But the cost of the drug has forced some diabetics to ration its use, Roberts said. His bill passed its first committee vote with bipartisan support.

Gov. Jared Polis and Lt. Gov. Dianne Primavera on Thursday specifically cited skyrocketing drug prices as they unveiled their “Polis-Primavera Roadmap to Saving Coloradans Money on Health Care.” They also noted, while rolling out the new plan, that “the cost of care has been increasing at an alarming rate, especially in rural areas and mountain communities.”


Leading the reform charge

Roberts and Donovan have also been leading the charge on reforming the state’s health insurance system — from a public option to reinsurance. Polis and Primavera also talked about those solutions Thursday as part of their broader plan to bring down rates and overall health care costs.

“Addressing the high cost of health care is one of my biggest priorities this session, and an important part of this effort is aimed at reducing prescription drug costs,” Donovan said.

But it’s at the federal level where the most impactful legislation and rulemaking will have to take place, and Congress has long been gridlocked on how best to bring health care prices, insurance rates and drug costs.

President Donald Trump has signaled for more than two years that runaway drug prices would be a target of his administration, but his tough talk has yet to result in much action. Medicare still pays 80 percent more than consumers pay in other industrial countries for some of the most costly drugs, according to a government study from last year.

That may be finally changing, with some smaller measures aimed at boosting generic drugs gaining some bipartisan traction just this week. Drug manufacturers, however, are pushing back — battling hard for a proposed Department of Health and Human Services rule change that would eliminate the rebates negotiated by Pharmacy Benefit Management (PBM) companies.

Backed by prescription drug manufacturers as a way of cutting costs by eliminating the middle man — and set for a Senate hearing on Tuesday — the rulemaking would essentially leave the fox guarding the henhouse, according to the Campaign for Sustainable Rx Pricing (CSRxP) — a coalition of doctors, hospitals, health plans, pharmacists and PBMs.
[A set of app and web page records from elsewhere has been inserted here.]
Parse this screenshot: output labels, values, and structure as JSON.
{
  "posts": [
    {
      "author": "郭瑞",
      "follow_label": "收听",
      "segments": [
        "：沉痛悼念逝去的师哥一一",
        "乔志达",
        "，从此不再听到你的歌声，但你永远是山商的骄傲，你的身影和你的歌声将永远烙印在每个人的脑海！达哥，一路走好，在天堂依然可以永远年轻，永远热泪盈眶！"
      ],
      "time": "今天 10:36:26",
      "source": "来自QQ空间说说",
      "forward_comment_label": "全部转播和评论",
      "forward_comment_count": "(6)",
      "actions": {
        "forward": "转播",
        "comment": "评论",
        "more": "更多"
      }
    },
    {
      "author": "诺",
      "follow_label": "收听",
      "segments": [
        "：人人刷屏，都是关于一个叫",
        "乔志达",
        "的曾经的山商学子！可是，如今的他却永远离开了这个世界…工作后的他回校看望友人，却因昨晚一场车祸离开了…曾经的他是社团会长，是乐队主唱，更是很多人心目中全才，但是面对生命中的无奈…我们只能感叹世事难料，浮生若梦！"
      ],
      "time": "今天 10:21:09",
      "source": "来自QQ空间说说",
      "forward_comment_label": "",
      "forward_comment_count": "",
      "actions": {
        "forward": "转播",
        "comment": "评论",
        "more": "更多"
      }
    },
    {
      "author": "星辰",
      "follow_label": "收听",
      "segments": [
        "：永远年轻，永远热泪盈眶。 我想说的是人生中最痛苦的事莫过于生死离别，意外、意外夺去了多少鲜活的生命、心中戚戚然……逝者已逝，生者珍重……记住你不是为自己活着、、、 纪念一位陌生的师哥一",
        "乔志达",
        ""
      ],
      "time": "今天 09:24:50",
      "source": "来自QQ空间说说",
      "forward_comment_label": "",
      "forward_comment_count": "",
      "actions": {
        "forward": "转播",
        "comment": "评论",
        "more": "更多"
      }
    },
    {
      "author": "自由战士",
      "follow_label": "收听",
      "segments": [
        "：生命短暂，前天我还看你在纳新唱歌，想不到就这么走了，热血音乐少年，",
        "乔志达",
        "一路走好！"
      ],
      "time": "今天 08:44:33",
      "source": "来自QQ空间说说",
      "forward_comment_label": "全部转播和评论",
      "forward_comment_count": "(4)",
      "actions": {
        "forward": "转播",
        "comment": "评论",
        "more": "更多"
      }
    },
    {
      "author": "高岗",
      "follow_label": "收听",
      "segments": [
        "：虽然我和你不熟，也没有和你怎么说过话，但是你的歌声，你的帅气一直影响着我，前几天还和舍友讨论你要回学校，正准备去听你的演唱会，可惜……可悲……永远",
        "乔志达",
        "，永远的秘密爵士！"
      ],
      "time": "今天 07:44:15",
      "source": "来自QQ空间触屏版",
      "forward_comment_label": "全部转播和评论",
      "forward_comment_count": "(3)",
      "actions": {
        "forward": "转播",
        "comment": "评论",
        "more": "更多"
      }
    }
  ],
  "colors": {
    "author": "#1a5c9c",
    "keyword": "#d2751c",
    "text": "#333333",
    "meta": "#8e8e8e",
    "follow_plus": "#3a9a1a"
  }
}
“Right now, PBMs and that rebate process are the only existing check on the ability of Big Pharma to unilaterally set prices,” CSRxP spokesman Jon Conradi said. “Essentially the rule is banking on Big Pharma, which has a demonstrated track record of engaging in anti-competitive tactics and price-gouging, to lower prices by the full amount of the rebates when there’s nothing in the rule that compels them to do that.”

Overall, Conradi says there is some positive bipartisan action on drug prices starting to take shape in Washington, but the Trump administration backing of the PBM rule would be a setback.

“There has been such a political sea change on the issue of prescription drug prices, and it’s become such a priority for the American people that it’s one of the rare areas and may be the most likely area where there is going to be bipartisan agreement and even legislation that passes into law,” Conradi said.

See the original article here. 

Translate »